**TASK PROMPT:**
Find the word "label" in the data below and copy each line that holds it.

**RECORDS PROVIDED:**
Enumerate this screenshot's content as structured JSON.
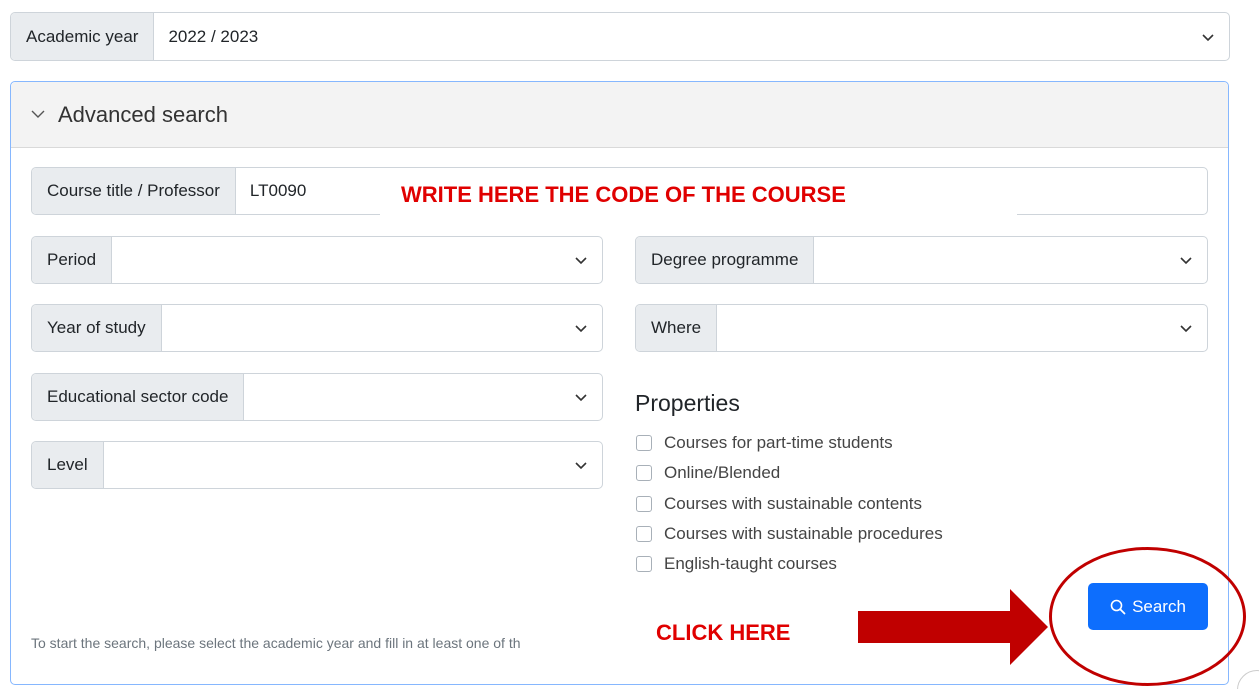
{
  "academic_year": {
    "label": "Academic year",
    "value": "2022 / 2023"
  },
  "advanced_search": {
    "header": "Advanced search",
    "course_title": {
      "label": "Course title / Professor",
      "value": "LT0090"
    },
    "period": {
      "label": "Period",
      "value": ""
    },
    "degree_programme": {
      "label": "Degree programme",
      "value": ""
    },
    "year_of_study": {
      "label": "Year of study",
      "value": ""
    },
    "where": {
      "label": "Where",
      "value": ""
    },
    "educational_sector_code": {
      "label": "Educational sector code",
      "value": ""
    },
    "level": {
      "label": "Level",
      "value": ""
    },
    "properties": {
      "title": "Properties",
      "options": [
        "Courses for part-time students",
        "Online/Blended",
        "Courses with sustainable contents",
        "Courses with sustainable procedures",
        "English-taught courses"
      ]
    },
    "search_button": "Search",
    "hint": "To start the search, please select the academic year and fill in at least one of th"
  },
  "annotations": {
    "write_here": "WRITE HERE THE CODE OF THE COURSE",
    "click_here": "CLICK HERE",
    "color": "#e00000",
    "arrow_color": "#c00000"
  },
  "icons": {
    "chevron": "chevron-down-icon",
    "search": "search-icon"
  }
}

**RESULT OF THE TASK:**
    "label": "Academic year",
      "label": "Course title / Professor",
      "label": "Period",
      "label": "Degree programme",
      "label": "Year of study",
      "label": "Where",
      "label": "Educational sector code",
      "label": "Level",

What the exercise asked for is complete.